» Dataset excerpts
*** Block opens ***
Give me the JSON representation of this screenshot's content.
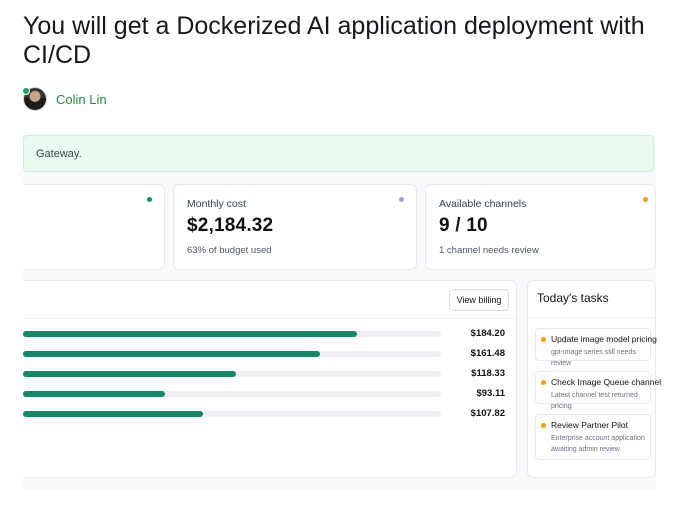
{
  "title": "You will get a Dockerized AI application deployment with CI/CD",
  "seller": {
    "name": "Colin Lin"
  },
  "banner": {
    "text": "Gateway."
  },
  "stats": [
    {
      "label": "",
      "value": "",
      "sub": "",
      "dot_color": "#0e8a6a"
    },
    {
      "label": "Monthly cost",
      "value": "$2,184.32",
      "sub": "63% of budget used",
      "dot_color": "#9ca3c8"
    },
    {
      "label": "Available channels",
      "value": "9 / 10",
      "sub": "1 channel needs review",
      "dot_color": "#f59e0b"
    }
  ],
  "billing": {
    "button_label": "View billing",
    "bar_color": "#0e8a6a",
    "rows": [
      {
        "amount": "$184.20",
        "fraction": 0.8
      },
      {
        "amount": "$161.48",
        "fraction": 0.71
      },
      {
        "amount": "$118.33",
        "fraction": 0.51
      },
      {
        "amount": "$93.11",
        "fraction": 0.34
      },
      {
        "amount": "$107.82",
        "fraction": 0.43
      }
    ]
  },
  "tasks": {
    "title": "Today's tasks",
    "items": [
      {
        "title": "Update image model pricing",
        "desc": "gpt-image series still needs review"
      },
      {
        "title": "Check Image Queue channel",
        "desc": "Latest channel test returned pricing"
      },
      {
        "title": "Review Partner Pilot",
        "desc": "Enterprise account application awaiting admin review"
      }
    ]
  }
}
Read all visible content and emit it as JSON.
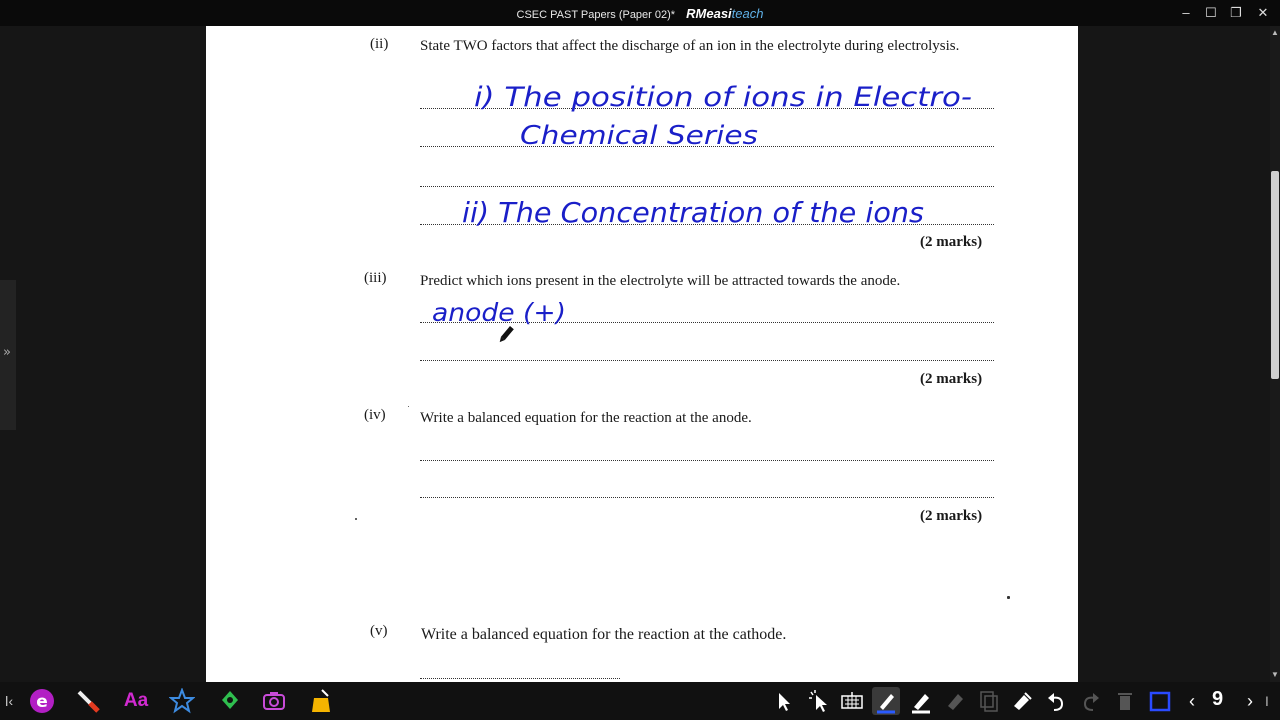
{
  "window": {
    "title": "CSEC PAST Papers (Paper 02)*",
    "brand_bold": "RMeasi",
    "brand_light": "teach",
    "minimize": "–",
    "maximize": "☐",
    "restore": "❐",
    "close": "✕"
  },
  "sidebar": {
    "handle_glyph": "»"
  },
  "paper": {
    "q2": {
      "num": "(ii)",
      "text": "State TWO factors that affect the discharge of an ion in the electrolyte during electrolysis.",
      "marks": "(2 marks)",
      "answer1_line1": "i) The position of ions in Electro-",
      "answer1_line2": "Chemical Series",
      "answer2": "ii) The Concentration of the ions"
    },
    "q3": {
      "num": "(iii)",
      "text": "Predict which ions present in the electrolyte will be attracted towards the anode.",
      "marks": "(2 marks)",
      "answer": "anode (+)"
    },
    "q4": {
      "num": "(iv)",
      "text": "Write a balanced equation for the reaction at the anode.",
      "marks": "(2 marks)"
    },
    "q5": {
      "num": "(v)",
      "text": "Write a balanced equation for the reaction at the cathode."
    }
  },
  "toolbar": {
    "left_arrow": "ǀ‹",
    "text_tool": "Aa",
    "page_number": "9",
    "icons": [
      "edge-icon",
      "marker-icon",
      "text-icon",
      "star-icon",
      "recycle-icon",
      "camera-icon",
      "shape-icon",
      "pointer-icon",
      "magic-pointer-icon",
      "keyboard-icon",
      "pen-icon",
      "highlighter-icon",
      "eraser-icon",
      "copy-icon",
      "fill-icon",
      "undo-icon",
      "redo-icon",
      "trash-icon",
      "rectangle-select-icon",
      "prev-page-icon",
      "next-page-icon"
    ],
    "accent": "#1a1fc8"
  }
}
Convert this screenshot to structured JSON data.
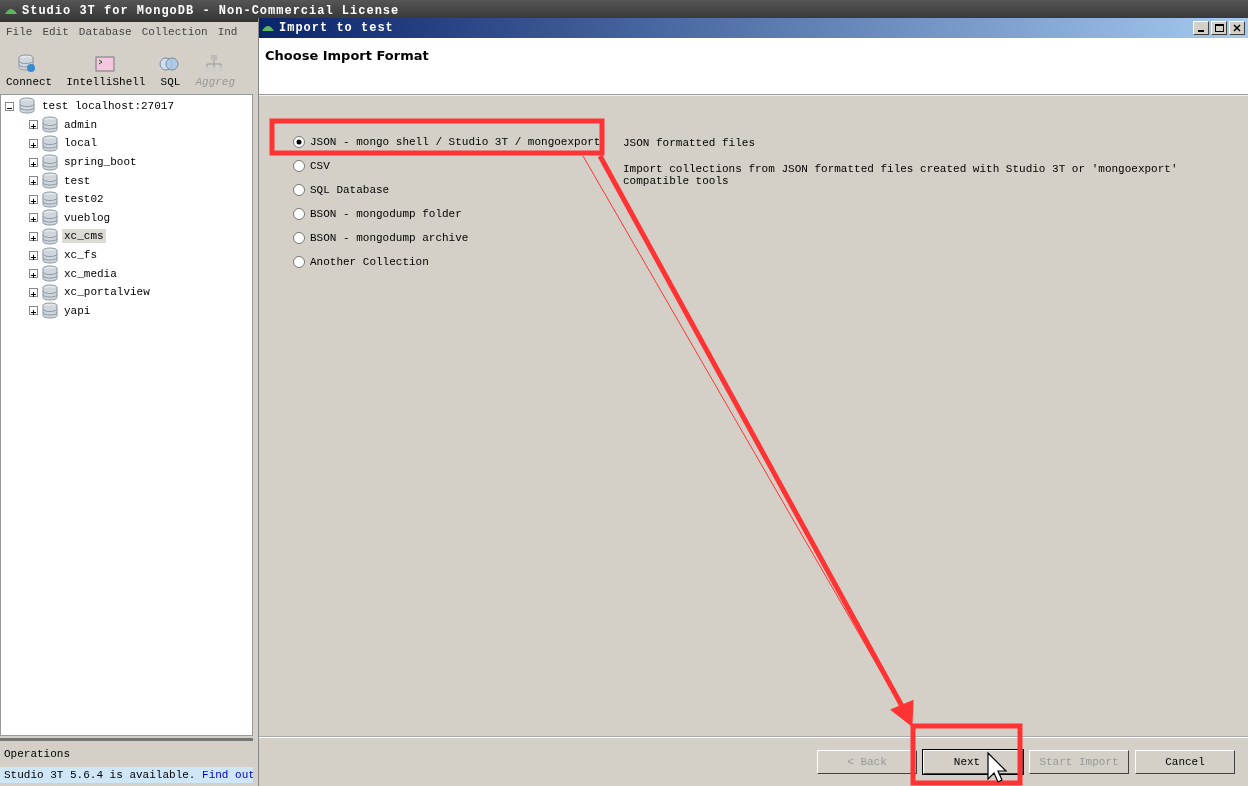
{
  "main_window": {
    "title": "Studio 3T for MongoDB - Non-Commercial License",
    "menu": [
      "File",
      "Edit",
      "Database",
      "Collection",
      "Ind"
    ],
    "toolbar": [
      {
        "label": "Connect",
        "kind": "connect",
        "disabled": false
      },
      {
        "label": "IntelliShell",
        "kind": "shell",
        "disabled": false
      },
      {
        "label": "SQL",
        "kind": "sql",
        "disabled": false
      },
      {
        "label": "Aggreg",
        "kind": "aggregate",
        "disabled": true
      }
    ],
    "tree": {
      "label": "test localhost:27017",
      "expanded": true,
      "children": [
        {
          "label": "admin",
          "selected": false
        },
        {
          "label": "local",
          "selected": false
        },
        {
          "label": "spring_boot",
          "selected": false
        },
        {
          "label": "test",
          "selected": false
        },
        {
          "label": "test02",
          "selected": false
        },
        {
          "label": "vueblog",
          "selected": false
        },
        {
          "label": "xc_cms",
          "selected": true
        },
        {
          "label": "xc_fs",
          "selected": false
        },
        {
          "label": "xc_media",
          "selected": false
        },
        {
          "label": "xc_portalview",
          "selected": false
        },
        {
          "label": "yapi",
          "selected": false
        }
      ]
    },
    "operations_title": "Operations",
    "status": {
      "text": "Studio 3T 5.6.4 is available.",
      "link": "Find out"
    }
  },
  "dialog": {
    "title": "Import to test",
    "heading": "Choose Import Format",
    "formats": [
      {
        "label": "JSON - mongo shell / Studio 3T / mongoexport",
        "selected": true
      },
      {
        "label": "CSV",
        "selected": false
      },
      {
        "label": "SQL Database",
        "selected": false
      },
      {
        "label": "BSON - mongodump folder",
        "selected": false
      },
      {
        "label": "BSON - mongodump archive",
        "selected": false
      },
      {
        "label": "Another Collection",
        "selected": false
      }
    ],
    "description_title": "JSON formatted files",
    "description": "Import collections from JSON formatted files created with Studio 3T or 'mongoexport' compatible tools",
    "buttons": [
      {
        "label": "< Back",
        "disabled": true,
        "focused": false
      },
      {
        "label": "Next",
        "disabled": false,
        "focused": true
      },
      {
        "label": "Start Import",
        "disabled": true,
        "focused": false
      },
      {
        "label": "Cancel",
        "disabled": false,
        "focused": false
      }
    ]
  }
}
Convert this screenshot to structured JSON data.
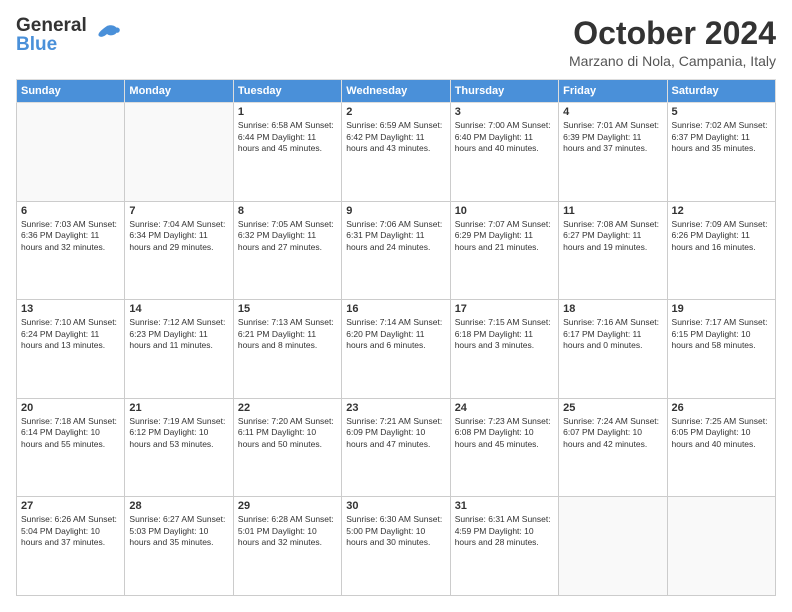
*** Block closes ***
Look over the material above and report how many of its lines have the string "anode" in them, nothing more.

3